How to complete this task: Please give the number of lines in the records below that include "grid", with no other output.
****
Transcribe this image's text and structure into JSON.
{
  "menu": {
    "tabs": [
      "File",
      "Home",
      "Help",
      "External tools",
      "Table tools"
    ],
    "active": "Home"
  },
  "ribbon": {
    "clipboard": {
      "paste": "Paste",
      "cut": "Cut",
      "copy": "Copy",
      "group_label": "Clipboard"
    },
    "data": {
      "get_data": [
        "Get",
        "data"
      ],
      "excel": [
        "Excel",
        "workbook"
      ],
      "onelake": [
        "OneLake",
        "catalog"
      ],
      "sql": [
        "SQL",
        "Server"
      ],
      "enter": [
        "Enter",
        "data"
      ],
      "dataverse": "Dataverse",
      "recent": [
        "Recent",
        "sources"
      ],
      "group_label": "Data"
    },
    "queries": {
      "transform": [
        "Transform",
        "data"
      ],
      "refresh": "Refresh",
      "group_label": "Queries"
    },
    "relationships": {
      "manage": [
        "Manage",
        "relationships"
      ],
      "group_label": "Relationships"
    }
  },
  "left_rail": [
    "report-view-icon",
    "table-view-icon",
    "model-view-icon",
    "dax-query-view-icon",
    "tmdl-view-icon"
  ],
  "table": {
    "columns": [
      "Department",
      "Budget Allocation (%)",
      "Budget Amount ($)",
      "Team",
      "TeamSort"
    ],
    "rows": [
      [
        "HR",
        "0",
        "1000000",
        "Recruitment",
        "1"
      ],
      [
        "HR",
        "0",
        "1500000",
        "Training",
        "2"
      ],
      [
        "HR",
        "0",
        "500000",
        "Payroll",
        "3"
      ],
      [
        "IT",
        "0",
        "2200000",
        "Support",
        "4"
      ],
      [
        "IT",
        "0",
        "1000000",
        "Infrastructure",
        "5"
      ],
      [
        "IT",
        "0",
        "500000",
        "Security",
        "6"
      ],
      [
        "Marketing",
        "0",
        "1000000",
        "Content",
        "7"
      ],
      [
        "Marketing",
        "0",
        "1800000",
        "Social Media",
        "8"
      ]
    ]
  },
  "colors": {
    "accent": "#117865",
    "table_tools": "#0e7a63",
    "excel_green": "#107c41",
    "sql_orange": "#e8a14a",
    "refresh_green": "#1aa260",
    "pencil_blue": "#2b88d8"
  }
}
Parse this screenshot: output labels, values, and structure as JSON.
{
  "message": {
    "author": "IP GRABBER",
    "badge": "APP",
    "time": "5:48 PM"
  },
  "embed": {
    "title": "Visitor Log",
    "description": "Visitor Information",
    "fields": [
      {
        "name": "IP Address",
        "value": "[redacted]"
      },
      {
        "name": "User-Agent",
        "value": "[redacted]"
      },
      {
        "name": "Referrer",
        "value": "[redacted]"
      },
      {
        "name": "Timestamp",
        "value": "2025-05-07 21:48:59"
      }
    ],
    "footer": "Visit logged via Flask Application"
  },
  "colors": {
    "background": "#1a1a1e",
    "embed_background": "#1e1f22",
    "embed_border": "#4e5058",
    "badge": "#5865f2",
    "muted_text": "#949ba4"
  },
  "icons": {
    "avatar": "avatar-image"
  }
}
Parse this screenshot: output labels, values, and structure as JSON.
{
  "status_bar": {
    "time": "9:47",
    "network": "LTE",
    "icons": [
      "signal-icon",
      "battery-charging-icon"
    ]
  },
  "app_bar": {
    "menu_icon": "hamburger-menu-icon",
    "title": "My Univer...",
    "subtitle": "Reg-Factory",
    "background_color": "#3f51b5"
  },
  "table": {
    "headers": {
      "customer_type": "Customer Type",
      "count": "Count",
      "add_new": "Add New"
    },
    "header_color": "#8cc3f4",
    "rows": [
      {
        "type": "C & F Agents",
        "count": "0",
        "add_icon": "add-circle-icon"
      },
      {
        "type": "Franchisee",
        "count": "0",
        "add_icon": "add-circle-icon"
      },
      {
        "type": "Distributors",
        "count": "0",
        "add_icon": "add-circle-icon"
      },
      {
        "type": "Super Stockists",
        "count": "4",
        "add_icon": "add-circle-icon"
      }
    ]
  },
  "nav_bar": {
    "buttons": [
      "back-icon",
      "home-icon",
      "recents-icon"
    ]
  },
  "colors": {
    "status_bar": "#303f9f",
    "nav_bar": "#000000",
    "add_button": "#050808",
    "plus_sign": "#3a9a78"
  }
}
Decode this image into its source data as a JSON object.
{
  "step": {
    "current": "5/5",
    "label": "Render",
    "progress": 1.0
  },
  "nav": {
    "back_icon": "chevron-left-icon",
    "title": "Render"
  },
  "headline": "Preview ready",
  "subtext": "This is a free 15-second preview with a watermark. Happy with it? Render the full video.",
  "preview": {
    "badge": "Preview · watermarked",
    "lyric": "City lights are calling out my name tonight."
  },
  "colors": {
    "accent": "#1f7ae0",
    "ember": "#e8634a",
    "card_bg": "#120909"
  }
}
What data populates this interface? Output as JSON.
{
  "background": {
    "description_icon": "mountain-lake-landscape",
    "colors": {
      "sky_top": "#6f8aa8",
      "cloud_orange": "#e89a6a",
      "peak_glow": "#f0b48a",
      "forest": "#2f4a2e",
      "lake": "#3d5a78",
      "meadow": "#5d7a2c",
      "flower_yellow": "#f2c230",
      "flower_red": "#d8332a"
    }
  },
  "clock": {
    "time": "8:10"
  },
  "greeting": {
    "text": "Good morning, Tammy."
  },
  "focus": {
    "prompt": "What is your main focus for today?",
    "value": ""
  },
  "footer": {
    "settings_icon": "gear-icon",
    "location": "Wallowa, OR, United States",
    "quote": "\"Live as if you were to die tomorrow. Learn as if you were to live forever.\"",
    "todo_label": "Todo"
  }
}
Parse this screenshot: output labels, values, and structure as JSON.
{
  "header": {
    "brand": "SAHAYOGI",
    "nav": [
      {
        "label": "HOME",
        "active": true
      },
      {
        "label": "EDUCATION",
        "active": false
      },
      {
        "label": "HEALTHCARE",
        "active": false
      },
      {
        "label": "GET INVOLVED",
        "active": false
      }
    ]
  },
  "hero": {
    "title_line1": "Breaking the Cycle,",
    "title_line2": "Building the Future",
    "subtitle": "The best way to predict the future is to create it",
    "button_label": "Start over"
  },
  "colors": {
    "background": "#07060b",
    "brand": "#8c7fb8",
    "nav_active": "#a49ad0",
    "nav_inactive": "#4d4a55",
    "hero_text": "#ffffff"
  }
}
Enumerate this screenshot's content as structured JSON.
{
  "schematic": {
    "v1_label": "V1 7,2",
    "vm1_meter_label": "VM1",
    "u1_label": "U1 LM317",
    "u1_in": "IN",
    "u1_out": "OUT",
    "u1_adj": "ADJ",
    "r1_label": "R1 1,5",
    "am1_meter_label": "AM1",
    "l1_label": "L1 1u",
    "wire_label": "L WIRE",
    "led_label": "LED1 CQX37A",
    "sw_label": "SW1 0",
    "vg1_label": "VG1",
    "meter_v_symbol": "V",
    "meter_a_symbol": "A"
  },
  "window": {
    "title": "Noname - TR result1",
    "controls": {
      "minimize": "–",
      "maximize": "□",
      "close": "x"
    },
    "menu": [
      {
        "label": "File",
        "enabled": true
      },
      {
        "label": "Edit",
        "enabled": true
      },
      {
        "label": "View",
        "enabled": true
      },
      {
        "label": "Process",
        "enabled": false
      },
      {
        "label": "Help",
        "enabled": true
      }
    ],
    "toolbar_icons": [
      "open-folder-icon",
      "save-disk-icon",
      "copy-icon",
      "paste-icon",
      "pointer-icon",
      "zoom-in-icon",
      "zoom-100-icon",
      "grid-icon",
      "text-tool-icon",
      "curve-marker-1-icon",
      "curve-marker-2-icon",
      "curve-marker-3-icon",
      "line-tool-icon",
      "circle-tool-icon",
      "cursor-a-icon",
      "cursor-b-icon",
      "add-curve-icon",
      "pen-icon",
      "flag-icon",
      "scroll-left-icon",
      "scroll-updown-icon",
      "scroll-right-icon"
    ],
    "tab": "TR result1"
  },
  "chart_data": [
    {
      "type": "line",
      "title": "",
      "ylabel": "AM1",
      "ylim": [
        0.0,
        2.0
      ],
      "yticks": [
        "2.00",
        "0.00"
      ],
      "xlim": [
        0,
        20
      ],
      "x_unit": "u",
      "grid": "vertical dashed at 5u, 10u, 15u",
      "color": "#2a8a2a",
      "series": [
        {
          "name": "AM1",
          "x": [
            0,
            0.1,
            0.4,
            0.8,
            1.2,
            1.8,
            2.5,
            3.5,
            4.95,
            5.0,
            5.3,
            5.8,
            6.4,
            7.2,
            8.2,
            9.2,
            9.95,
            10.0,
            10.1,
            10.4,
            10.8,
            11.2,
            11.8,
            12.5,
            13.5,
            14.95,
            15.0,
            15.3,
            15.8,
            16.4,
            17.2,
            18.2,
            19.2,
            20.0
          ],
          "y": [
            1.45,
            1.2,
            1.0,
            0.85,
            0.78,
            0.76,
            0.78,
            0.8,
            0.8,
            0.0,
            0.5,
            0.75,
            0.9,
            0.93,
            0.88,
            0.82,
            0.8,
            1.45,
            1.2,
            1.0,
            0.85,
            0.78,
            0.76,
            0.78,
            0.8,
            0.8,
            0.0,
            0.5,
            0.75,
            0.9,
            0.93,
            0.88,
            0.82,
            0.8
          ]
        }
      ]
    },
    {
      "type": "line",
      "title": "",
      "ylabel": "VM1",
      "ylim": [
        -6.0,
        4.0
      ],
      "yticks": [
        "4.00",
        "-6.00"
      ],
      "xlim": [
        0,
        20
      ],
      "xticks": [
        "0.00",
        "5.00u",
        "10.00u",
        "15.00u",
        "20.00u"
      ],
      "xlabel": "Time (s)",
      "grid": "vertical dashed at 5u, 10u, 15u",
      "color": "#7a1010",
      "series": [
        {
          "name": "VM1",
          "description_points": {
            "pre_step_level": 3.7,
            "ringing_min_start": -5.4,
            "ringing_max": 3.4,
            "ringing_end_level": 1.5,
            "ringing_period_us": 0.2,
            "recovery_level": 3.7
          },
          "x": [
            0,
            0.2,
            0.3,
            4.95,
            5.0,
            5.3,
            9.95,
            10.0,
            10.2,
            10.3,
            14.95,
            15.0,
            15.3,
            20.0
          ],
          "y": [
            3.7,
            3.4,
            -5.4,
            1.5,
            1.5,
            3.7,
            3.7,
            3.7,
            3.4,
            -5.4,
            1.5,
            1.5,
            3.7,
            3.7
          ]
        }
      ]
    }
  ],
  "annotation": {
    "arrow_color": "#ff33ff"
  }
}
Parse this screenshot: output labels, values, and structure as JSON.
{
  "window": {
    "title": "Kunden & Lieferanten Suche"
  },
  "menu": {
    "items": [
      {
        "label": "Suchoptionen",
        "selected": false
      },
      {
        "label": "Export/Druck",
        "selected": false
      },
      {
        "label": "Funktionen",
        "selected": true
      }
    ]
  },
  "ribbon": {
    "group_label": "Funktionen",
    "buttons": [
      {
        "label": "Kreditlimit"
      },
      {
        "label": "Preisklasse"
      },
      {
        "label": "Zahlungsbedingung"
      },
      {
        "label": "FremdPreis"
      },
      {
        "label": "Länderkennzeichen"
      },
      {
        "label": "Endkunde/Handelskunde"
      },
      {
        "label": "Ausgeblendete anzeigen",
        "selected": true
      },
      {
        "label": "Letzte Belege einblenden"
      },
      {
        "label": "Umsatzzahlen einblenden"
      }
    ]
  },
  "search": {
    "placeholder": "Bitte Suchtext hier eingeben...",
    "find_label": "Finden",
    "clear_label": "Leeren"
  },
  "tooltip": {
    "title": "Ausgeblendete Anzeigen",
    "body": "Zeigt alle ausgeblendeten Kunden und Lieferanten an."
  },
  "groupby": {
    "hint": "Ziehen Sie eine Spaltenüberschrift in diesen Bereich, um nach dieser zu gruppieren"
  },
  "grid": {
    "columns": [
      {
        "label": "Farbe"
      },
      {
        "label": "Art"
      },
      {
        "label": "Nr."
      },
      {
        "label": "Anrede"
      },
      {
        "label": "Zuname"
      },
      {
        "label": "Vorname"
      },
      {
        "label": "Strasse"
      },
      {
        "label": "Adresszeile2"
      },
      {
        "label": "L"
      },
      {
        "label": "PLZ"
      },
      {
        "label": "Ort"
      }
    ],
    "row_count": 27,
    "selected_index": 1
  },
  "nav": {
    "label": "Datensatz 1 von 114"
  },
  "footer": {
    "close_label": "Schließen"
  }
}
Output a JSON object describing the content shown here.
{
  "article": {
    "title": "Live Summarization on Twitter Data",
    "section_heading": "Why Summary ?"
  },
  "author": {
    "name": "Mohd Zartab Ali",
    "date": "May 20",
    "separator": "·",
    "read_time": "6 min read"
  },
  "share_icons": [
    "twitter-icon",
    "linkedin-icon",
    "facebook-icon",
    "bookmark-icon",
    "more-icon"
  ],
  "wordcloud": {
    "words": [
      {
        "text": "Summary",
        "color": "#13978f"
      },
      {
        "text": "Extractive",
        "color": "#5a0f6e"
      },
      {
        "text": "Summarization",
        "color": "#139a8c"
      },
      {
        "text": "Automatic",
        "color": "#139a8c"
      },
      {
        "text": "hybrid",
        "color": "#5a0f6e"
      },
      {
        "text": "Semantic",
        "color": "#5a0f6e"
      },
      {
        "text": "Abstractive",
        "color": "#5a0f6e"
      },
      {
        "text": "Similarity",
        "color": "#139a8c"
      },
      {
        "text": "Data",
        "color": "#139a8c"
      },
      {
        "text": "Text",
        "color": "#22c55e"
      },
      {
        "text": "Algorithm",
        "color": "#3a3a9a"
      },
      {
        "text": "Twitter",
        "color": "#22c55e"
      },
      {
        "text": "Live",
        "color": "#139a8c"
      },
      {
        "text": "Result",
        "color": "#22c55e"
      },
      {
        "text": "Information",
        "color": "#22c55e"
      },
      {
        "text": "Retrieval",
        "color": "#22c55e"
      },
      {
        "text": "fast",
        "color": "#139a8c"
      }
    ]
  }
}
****
Answer area: 4